[SOURCE MATERIAL]
━━━━
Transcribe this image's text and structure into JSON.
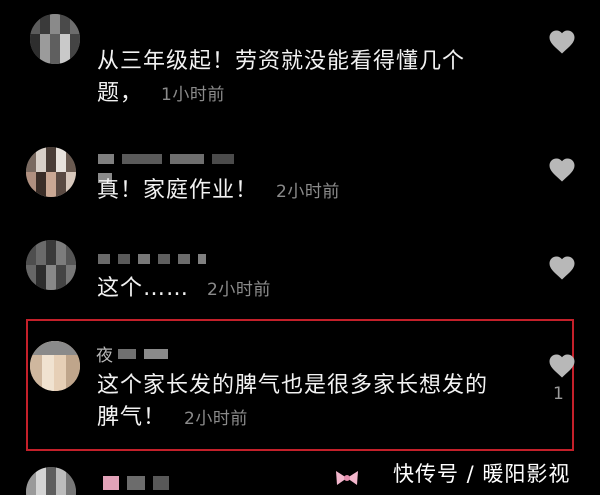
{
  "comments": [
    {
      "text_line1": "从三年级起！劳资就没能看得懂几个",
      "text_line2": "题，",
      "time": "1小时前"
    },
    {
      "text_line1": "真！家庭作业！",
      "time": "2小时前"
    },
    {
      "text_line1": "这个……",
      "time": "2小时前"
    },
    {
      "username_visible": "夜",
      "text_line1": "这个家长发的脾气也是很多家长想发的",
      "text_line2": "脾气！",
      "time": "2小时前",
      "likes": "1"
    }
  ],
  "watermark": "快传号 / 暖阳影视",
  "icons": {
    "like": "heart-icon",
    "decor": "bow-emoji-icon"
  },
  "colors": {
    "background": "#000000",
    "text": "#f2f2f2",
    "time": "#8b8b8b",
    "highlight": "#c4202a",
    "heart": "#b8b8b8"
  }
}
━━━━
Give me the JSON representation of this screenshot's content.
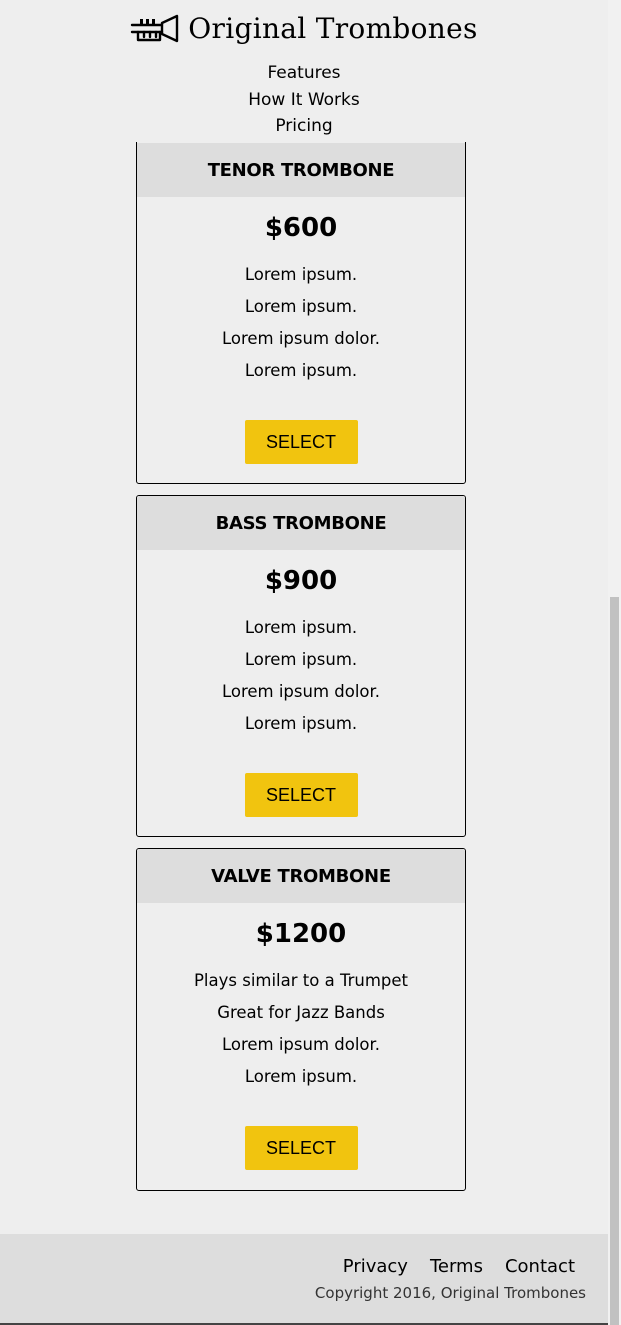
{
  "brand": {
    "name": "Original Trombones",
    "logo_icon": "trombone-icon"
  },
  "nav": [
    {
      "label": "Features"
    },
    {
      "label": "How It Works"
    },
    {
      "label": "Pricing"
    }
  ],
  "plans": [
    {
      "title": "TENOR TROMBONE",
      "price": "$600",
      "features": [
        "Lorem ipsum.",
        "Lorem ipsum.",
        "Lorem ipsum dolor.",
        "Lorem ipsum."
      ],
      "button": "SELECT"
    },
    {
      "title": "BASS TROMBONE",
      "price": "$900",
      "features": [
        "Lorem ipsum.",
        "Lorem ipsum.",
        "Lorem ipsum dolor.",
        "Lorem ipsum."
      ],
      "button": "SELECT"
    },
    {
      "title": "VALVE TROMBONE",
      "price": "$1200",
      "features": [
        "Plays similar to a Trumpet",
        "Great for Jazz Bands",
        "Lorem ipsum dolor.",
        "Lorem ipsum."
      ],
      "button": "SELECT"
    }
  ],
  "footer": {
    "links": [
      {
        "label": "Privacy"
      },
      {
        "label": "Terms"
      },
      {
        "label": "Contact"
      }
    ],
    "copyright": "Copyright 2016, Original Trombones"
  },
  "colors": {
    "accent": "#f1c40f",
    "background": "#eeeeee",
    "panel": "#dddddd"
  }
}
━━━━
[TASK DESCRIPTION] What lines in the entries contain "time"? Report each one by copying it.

[ANSWER TO THIS EXERCISE]
      "time": "1小时前"
      "time": "2小时前"
      "time": "2小时前"
      "time": "2小时前",
    "time": "#8b8b8b",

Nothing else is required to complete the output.